Mental illness is nothing to be ashamed of. It is a medical problem, just like heart disease or diabetes. According to the American Psychiatric Association, mental illnesses are health conditions involving changes in emotion, thinking or behavior (or a combination of these). Mental illnesses are associated with distress and/or problems functioning in social, work or family activities.
- Mental illness is common. In a given year:
- Nearly one in five (19 percent) U.S. adults experience some form of mental illness
- One in 24 (4.1 percent) has a serious mental illness
- One in 12 (8.5 percent) has a diagnosable substance use disorder
Mental illness is treatable. The vast majority of individuals with mental illness continue to function in their daily lives.

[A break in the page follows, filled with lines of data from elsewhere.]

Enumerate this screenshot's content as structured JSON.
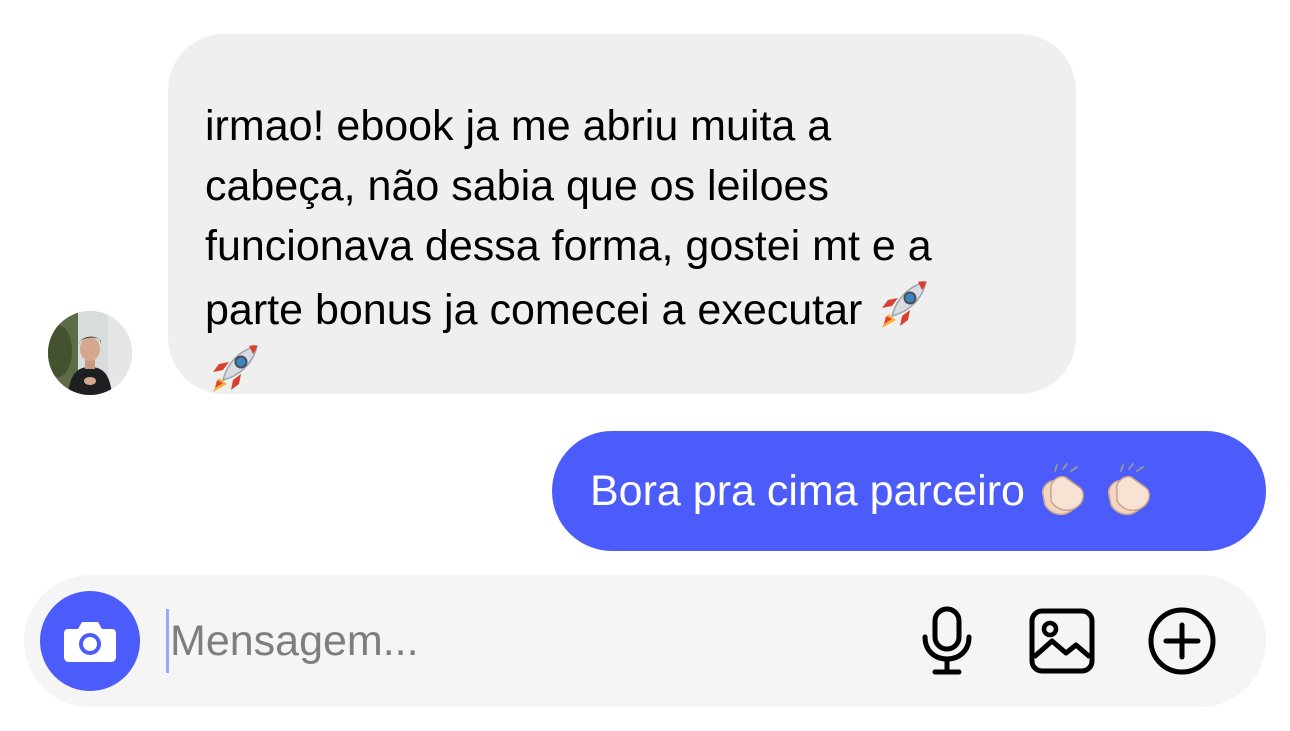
{
  "conversation": {
    "incoming": {
      "text": "irmao! ebook ja me abriu muita a\ncabeça, não sabia que os leiloes\nfuncionava dessa forma, gostei mt e a\nparte bonus ja comecei a executar ",
      "emoji_icons": [
        "rocket-emoji",
        "rocket-emoji"
      ],
      "avatar_icon": "avatar"
    },
    "outgoing": {
      "text": "Bora pra cima parceiro",
      "emoji_icons": [
        "clapping-hands-emoji",
        "clapping-hands-emoji"
      ]
    }
  },
  "composer": {
    "placeholder": "Mensagem...",
    "value": "",
    "icons": {
      "camera": "camera-icon",
      "mic": "microphone-icon",
      "gallery": "gallery-icon",
      "plus": "plus-circle-icon"
    }
  },
  "colors": {
    "accent": "#4c5cfb",
    "incoming_bubble": "#efefef",
    "composer_bg": "#f5f5f5",
    "placeholder": "#7e7e7e"
  }
}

Mental illness does not discriminate; it can affect anyone regardless of your age, gender, geography, income, social status, race/ethnicity, religion/spirituality, sexual orientation, background or other aspect of cultural identity. And it can take many forms. Some are mild and only interfere in limited ways with daily life, such as certain phobias (abnormal fears). Other mental health conditions are so severe that a person may need care in a hospital.